──────── The data ────────

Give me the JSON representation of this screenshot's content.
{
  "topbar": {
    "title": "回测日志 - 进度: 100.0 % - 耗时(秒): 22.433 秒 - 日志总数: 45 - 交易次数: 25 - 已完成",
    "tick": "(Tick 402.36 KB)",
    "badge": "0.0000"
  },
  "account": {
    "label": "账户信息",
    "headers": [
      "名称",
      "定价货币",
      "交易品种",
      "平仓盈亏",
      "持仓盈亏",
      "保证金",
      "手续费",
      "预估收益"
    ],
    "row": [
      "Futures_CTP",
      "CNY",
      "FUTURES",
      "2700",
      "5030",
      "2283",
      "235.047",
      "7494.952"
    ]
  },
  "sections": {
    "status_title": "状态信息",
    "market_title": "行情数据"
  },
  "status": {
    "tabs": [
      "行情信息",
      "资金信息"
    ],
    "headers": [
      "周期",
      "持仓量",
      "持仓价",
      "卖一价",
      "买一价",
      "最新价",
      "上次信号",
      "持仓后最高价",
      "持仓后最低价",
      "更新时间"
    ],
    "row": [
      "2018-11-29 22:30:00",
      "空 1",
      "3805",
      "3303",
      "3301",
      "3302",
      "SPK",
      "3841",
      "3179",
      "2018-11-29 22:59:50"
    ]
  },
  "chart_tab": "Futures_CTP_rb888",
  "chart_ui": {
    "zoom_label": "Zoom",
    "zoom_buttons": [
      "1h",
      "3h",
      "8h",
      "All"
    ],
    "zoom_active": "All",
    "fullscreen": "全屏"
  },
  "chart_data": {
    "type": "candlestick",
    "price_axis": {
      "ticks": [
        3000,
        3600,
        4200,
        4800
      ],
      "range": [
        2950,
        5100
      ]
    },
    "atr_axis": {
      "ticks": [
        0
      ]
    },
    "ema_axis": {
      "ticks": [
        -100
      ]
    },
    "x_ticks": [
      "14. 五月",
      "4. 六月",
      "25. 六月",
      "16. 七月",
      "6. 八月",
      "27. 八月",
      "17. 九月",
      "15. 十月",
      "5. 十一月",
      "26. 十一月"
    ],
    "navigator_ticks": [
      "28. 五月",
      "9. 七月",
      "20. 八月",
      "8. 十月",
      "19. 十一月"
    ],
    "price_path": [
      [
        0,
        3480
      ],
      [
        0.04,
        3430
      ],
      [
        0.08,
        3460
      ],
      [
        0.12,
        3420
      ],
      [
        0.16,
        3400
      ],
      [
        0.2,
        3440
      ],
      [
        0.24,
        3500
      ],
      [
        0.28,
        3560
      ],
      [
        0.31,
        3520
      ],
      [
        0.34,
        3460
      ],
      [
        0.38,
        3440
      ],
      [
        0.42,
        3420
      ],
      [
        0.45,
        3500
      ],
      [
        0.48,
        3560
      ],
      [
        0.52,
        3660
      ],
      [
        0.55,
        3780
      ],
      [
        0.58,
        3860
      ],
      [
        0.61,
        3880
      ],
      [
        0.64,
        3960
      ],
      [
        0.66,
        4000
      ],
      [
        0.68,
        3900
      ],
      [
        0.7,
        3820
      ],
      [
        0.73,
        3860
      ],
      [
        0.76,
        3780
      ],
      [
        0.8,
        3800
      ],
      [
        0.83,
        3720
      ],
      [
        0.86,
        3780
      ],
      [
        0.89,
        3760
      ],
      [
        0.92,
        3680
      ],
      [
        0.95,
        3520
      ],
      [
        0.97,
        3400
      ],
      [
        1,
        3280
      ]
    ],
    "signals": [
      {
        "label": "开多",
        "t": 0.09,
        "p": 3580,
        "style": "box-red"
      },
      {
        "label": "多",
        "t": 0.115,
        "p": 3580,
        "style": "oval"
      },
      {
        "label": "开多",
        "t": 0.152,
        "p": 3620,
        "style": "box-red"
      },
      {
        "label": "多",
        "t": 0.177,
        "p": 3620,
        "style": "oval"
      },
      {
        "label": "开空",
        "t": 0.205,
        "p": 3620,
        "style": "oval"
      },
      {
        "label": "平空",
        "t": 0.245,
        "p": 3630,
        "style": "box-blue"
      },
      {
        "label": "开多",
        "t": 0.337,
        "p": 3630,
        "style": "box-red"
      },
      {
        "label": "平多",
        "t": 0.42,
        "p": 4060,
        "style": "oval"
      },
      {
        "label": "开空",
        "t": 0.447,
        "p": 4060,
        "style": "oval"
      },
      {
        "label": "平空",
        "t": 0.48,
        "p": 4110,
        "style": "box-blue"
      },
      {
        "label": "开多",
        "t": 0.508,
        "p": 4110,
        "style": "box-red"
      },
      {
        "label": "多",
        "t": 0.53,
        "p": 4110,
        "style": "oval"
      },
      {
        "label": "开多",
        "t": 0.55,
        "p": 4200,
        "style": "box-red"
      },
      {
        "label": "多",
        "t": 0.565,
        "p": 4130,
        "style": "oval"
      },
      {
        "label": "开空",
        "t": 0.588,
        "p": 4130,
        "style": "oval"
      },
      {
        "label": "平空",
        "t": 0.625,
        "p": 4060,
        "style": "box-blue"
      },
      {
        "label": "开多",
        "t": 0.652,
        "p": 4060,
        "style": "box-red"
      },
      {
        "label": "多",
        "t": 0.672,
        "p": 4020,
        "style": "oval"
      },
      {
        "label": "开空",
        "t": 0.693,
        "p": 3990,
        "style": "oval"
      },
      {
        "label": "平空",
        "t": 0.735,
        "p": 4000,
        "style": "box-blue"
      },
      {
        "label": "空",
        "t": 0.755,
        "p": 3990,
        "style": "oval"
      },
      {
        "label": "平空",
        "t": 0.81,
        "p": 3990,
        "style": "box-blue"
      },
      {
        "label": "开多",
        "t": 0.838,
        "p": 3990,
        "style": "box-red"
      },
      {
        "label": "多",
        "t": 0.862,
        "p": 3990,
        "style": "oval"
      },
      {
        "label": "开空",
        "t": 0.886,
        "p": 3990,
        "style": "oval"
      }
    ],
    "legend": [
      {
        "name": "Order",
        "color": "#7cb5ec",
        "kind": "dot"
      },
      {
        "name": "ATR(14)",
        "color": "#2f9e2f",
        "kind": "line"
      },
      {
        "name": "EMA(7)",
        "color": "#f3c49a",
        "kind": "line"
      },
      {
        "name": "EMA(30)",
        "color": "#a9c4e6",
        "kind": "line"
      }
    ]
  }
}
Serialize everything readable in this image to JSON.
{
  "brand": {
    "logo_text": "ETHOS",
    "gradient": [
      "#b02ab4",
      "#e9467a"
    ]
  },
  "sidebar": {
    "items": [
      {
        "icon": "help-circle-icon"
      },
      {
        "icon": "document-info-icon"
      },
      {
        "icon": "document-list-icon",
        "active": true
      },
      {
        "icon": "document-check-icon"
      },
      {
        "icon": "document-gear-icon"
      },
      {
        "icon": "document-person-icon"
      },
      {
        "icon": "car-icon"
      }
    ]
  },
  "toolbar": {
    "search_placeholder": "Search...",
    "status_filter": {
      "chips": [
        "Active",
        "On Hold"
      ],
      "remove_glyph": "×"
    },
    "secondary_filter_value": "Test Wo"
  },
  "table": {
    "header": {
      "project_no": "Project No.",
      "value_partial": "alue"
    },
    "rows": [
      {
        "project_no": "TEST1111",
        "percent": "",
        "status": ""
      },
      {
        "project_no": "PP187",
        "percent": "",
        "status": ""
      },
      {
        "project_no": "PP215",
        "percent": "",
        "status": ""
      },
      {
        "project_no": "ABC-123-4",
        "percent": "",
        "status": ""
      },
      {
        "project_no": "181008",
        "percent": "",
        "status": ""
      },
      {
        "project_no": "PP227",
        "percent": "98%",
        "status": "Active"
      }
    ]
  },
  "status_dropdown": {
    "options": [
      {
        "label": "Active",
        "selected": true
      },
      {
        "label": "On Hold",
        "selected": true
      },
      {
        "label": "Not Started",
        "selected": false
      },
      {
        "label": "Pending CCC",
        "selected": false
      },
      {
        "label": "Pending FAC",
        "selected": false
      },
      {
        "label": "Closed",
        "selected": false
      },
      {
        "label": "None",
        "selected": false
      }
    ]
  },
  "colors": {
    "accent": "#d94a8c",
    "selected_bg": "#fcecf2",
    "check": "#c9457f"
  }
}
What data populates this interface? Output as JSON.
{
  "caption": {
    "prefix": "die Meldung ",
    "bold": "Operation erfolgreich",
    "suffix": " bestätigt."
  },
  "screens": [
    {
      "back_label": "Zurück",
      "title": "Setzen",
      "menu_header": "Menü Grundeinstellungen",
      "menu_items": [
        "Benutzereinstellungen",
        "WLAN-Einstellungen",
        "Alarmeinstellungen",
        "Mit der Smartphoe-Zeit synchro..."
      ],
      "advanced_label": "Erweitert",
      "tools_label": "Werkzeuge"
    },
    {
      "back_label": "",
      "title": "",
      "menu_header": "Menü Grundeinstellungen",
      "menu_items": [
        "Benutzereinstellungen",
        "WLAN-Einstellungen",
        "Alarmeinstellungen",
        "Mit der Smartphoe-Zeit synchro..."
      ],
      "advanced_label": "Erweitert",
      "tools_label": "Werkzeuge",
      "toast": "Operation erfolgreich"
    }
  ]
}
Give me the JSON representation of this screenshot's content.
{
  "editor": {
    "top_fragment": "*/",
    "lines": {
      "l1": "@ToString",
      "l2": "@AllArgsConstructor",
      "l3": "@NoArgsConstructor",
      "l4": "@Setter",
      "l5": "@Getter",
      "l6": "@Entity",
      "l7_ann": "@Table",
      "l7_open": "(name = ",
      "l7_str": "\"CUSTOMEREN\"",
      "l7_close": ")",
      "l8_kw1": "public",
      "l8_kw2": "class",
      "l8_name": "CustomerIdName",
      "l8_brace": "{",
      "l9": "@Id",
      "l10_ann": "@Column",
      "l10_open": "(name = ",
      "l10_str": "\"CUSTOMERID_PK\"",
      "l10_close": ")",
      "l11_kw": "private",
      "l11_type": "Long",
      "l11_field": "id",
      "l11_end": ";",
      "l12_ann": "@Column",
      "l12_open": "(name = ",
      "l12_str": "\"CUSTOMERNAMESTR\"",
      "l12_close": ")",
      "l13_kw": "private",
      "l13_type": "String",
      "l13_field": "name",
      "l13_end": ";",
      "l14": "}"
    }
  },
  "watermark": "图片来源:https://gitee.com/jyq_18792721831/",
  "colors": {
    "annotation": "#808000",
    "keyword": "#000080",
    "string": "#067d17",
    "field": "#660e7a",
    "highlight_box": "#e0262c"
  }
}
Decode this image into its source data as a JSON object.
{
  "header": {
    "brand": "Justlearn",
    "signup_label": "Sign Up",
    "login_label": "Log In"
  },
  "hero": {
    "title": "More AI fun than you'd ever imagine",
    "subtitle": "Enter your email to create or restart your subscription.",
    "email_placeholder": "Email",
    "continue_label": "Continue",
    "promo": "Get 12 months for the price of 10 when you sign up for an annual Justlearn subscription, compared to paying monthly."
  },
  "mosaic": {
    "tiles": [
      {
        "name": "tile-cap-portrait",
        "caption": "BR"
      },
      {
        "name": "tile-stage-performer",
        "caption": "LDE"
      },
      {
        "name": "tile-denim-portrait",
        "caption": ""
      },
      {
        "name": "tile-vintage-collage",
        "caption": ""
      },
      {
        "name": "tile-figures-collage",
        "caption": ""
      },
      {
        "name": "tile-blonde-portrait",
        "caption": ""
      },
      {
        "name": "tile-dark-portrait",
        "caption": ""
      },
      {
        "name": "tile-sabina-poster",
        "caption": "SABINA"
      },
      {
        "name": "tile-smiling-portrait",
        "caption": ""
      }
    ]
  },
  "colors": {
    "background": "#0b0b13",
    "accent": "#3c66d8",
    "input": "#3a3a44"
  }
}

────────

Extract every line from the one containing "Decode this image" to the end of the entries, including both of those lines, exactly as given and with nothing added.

Decode this image into its source data as a JSON object.
{
  "header": {
    "brand": "Justlearn",
    "signup_label": "Sign Up",
    "login_label": "Log In"
  },
  "hero": {
    "title": "More AI fun than you'd ever imagine",
    "subtitle": "Enter your email to create or restart your subscription.",
    "email_placeholder": "Email",
    "continue_label": "Continue",
    "promo": "Get 12 months for the price of 10 when you sign up for an annual Justlearn subscription, compared to paying monthly."
  },
  "mosaic": {
    "tiles": [
      {
        "name": "tile-cap-portrait",
        "caption": "BR"
      },
      {
        "name": "tile-stage-performer",
        "caption": "LDE"
      },
      {
        "name": "tile-denim-portrait",
        "caption": ""
      },
      {
        "name": "tile-vintage-collage",
        "caption": ""
      },
      {
        "name": "tile-figures-collage",
        "caption": ""
      },
      {
        "name": "tile-blonde-portrait",
        "caption": ""
      },
      {
        "name": "tile-dark-portrait",
        "caption": ""
      },
      {
        "name": "tile-sabina-poster",
        "caption": "SABINA"
      },
      {
        "name": "tile-smiling-portrait",
        "caption": ""
      }
    ]
  },
  "colors": {
    "background": "#0b0b13",
    "accent": "#3c66d8",
    "input": "#3a3a44"
  }
}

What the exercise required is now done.